• _Provided entries_
[Start of section]

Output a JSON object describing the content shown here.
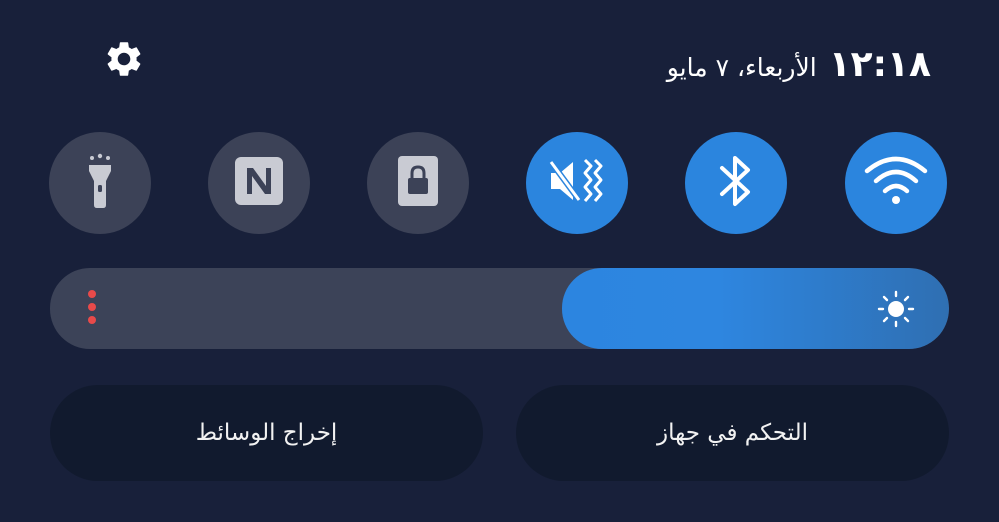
{
  "header": {
    "time": "١٢:١٨",
    "date": "الأربعاء، ٧ مايو"
  },
  "icons": {
    "settings": "gear-icon",
    "flashlight": "flashlight-icon",
    "nfc": "nfc-icon",
    "lock": "screen-lock-icon",
    "mute": "mute-vibrate-icon",
    "bluetooth": "bluetooth-icon",
    "wifi": "wifi-icon",
    "brightness": "sun-icon"
  },
  "quick_tiles": [
    {
      "name": "flashlight",
      "active": false
    },
    {
      "name": "nfc",
      "active": false
    },
    {
      "name": "screen-lock",
      "active": false
    },
    {
      "name": "sound-mode",
      "active": true
    },
    {
      "name": "bluetooth",
      "active": true
    },
    {
      "name": "wifi",
      "active": true
    }
  ],
  "brightness": {
    "level": 0.43
  },
  "buttons": {
    "media_output": "إخراج الوسائط",
    "device_control": "التحكم في جهاز"
  },
  "colors": {
    "background": "#18203a",
    "tile_off": "#3c4257",
    "tile_on": "#2b85de",
    "button_bg": "#111a2e",
    "brightness_dots": "#e84a4a"
  }
}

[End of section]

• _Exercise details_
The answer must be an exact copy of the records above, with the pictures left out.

• _Solution_
Output a JSON object describing the content shown here.
{
  "header": {
    "time": "١٢:١٨",
    "date": "الأربعاء، ٧ مايو"
  },
  "icons": {
    "settings": "gear-icon",
    "flashlight": "flashlight-icon",
    "nfc": "nfc-icon",
    "lock": "screen-lock-icon",
    "mute": "mute-vibrate-icon",
    "bluetooth": "bluetooth-icon",
    "wifi": "wifi-icon",
    "brightness": "sun-icon"
  },
  "quick_tiles": [
    {
      "name": "flashlight",
      "active": false
    },
    {
      "name": "nfc",
      "active": false
    },
    {
      "name": "screen-lock",
      "active": false
    },
    {
      "name": "sound-mode",
      "active": true
    },
    {
      "name": "bluetooth",
      "active": true
    },
    {
      "name": "wifi",
      "active": true
    }
  ],
  "brightness": {
    "level": 0.43
  },
  "buttons": {
    "media_output": "إخراج الوسائط",
    "device_control": "التحكم في جهاز"
  },
  "colors": {
    "background": "#18203a",
    "tile_off": "#3c4257",
    "tile_on": "#2b85de",
    "button_bg": "#111a2e",
    "brightness_dots": "#e84a4a"
  }
}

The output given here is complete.